The sports coupe recorded 388 hp at the wheels in a new dyno test.
Toyota fans were upbeat when the 2021 GR Supra was announced with a more powerful version of the turbocharged inline-six engine this year. The increase to 382 horsepower (up by 47 hp over the model launched last year) dropped the 0-60 mph sprint time down to below the magic four-second mark. But sometimes, manufacturer figures are on the conservative side - the guys at Car and Driver decided to see if that's true, and also compare the updated Supra's numbers with the previous model. To do this, both models were dyno tested and the results show that not for the first time, Toyota's spec sheet and what the Supra actually produces are two different things - BMW has been guilty of the same.

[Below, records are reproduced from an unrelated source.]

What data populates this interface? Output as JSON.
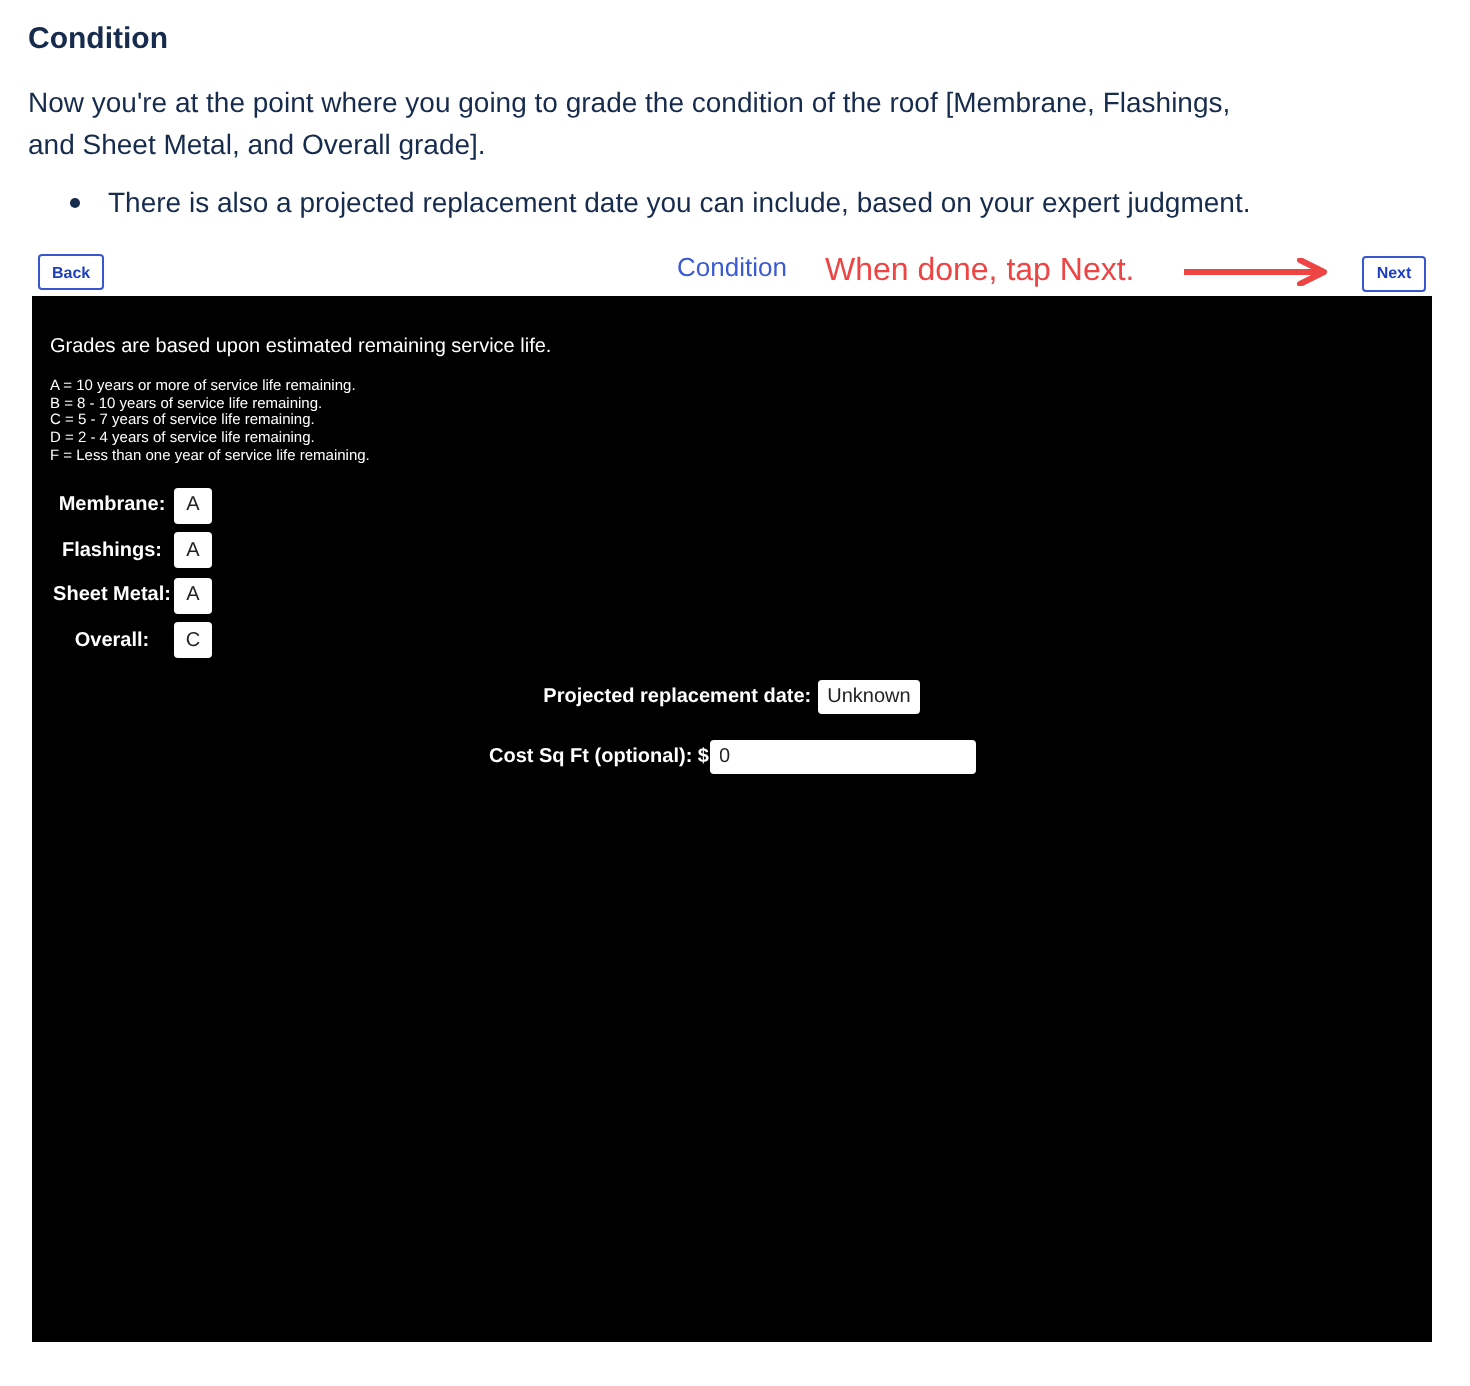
{
  "article": {
    "heading": "Condition",
    "paragraph": "Now you're at the point where you going to grade the condition of the roof [Membrane, Flashings, and Sheet Metal, and Overall grade].",
    "bullets": [
      "There is also a projected replacement date you can include, based on your expert judgment."
    ]
  },
  "screenshot": {
    "toolbar": {
      "back_button": "Back",
      "title": "Condition",
      "annotation": "When done, tap Next.",
      "next_button": "Next"
    },
    "intro": "Grades are based upon estimated remaining service life.",
    "legend": [
      "A = 10 years or more of service life remaining.",
      "B = 8 - 10 years of service life remaining.",
      "C = 5 - 7 years of service life remaining.",
      "D = 2 - 4 years of service life remaining.",
      "F = Less than one year of service life remaining."
    ],
    "grades": [
      {
        "label": "Membrane:",
        "value": "A"
      },
      {
        "label": "Flashings:",
        "value": "A"
      },
      {
        "label": "Sheet Metal:",
        "value": "A"
      },
      {
        "label": "Overall:",
        "value": "C"
      }
    ],
    "replacement_date": {
      "label": "Projected replacement date:",
      "value": "Unknown"
    },
    "cost": {
      "label": "Cost Sq Ft (optional): $",
      "value": "0"
    }
  }
}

Using a Dynojet dynamometer, power was measured at the front wheels with manual mode engaged and the automatic transmission running in sixth. The 2020 Supra - with a claimed power output of 335 hp - recorded a stronger 346 hp and 409 lb-ft of torque. It's not the first time that a Supra has registered higher dyno figures than Toyota's claim. Following this, the 2021 Supra recorded strong figures - at the wheels - of 388 hp and 421 lb-ft. That's up from claims of 382 hp/368 lb-ft.
Accounting for driveline losses, testers surmised that the 2021 Supra GR is actually producing around 400 hp at the crank, which is 4.7 percent up on Toyota's figure. The dyno test confirms that the 2021 model produces over 40 hp more than the 2020 version, closely matching Toyota's claim. The use of a new cylinder head, new pistons, and a revised exhaust manifold are some of the changes that see the 2021 Supra record these superior outputs.
For buyers interested in a Supra, it's good to know that going for the 2021 model earns you a welcome increase in output, even if acceleration hasn't been massively improved. That said, the Supra has also improved on Toyota's claimed figures in several tests - we already recorded the 2020 model accomplishing the feat in 3.8 seconds, so it wouldn't be surprising to see the more powerful 2021 Supra get there in about 3.5, bringing it into close contention with the all-wheel-drive Audi TT RS.
So, although Toyota's figures for the Supra don't appear entirely accurate, at least it's not the other way around - we'd rather the sports coupe made more power than expected, not less. But what would be really great is if the spec sheet actually matched the reality. Anyway, now that the BMW Z4 no longer has a power advantage, and with the addition of a cheaper 2.0-liter model, the Toyota GR Supra is better than ever before and remains one of the best performance buys on the market.